Anderson’s latest work is an exploration of the person behind the name—Jethro Tull– with which Anderson has been publicly associated since 1968: this reimagining of the historical figure of Tull, an 18th Century agriculturist, takes place in a modern operatic context and draws upon some of Anderson’s best-known songs (with some lyrical adaptations) that fit well into the program’s themes of modern global distress. Anderson wrote some new music for the show, which is performed by him with a live band in conjunction with video projections of the historic characters (played by some pretty serious talent) performing and singing. It all fits together rather seamlessly.
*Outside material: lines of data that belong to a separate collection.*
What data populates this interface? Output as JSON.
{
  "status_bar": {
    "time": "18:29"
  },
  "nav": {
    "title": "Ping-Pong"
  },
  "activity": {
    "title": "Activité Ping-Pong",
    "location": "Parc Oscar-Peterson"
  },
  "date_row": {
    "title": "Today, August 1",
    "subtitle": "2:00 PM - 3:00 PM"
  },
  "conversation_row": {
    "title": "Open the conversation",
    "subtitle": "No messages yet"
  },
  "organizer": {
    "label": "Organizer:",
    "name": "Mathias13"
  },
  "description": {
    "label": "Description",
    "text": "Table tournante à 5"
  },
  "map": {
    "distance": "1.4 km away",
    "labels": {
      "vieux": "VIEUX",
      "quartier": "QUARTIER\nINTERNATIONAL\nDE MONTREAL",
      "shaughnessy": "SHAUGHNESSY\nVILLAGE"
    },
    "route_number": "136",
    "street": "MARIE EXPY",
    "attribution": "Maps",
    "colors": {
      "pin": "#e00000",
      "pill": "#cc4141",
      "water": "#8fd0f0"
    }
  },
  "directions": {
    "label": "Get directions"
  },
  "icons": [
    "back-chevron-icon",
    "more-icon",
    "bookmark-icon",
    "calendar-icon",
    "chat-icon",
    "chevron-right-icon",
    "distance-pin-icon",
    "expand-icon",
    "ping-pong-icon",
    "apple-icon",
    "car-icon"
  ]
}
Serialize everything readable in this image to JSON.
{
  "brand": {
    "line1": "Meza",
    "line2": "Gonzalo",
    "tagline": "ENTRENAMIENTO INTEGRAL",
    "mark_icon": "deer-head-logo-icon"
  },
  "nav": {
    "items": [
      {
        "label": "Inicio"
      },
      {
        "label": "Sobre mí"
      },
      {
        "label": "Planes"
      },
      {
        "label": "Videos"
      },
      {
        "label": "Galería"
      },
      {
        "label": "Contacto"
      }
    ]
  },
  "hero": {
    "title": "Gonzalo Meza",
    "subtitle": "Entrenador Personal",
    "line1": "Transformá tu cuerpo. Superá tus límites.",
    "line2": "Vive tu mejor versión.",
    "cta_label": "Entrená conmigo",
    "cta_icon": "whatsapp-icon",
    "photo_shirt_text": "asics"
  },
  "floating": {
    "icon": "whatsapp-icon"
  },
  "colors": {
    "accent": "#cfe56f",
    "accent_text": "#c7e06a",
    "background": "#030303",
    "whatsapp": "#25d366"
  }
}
It seems like a lot of parallels exist between the 18th Century of Tull’s world and this one. At the same time, it seems like Anderson is exploring his own past, and in many ways, has come full circle: by reimagining the historical character for which his long-lived band was named, he is finding new meaning in songs he wrote decades ago.
More information about Jethro Tull, the Story, including upcoming tour dates, along with an extensive history of the band and discography can be found at http://jethrotull.com.
I will be forever grateful to Ian Anderson (and his band, past and present) for the gift of so much powerful, inventive and timeless music over the years. I know I am not alone in thanking him for his extraordinary music.
February 4, 2016
B&W close-up of Ian Anderson and image of Jethro Tull during the Aqualung era courtesy of Jethro Tull Productions.
Contemporary image of Ian Anderson by Carl Glover.
Image of Jethro Tull, the Story (on stage) by Francesco Pullè.
And a note of thanks to multi-talented Anne Leighton, http://anneleighton.com.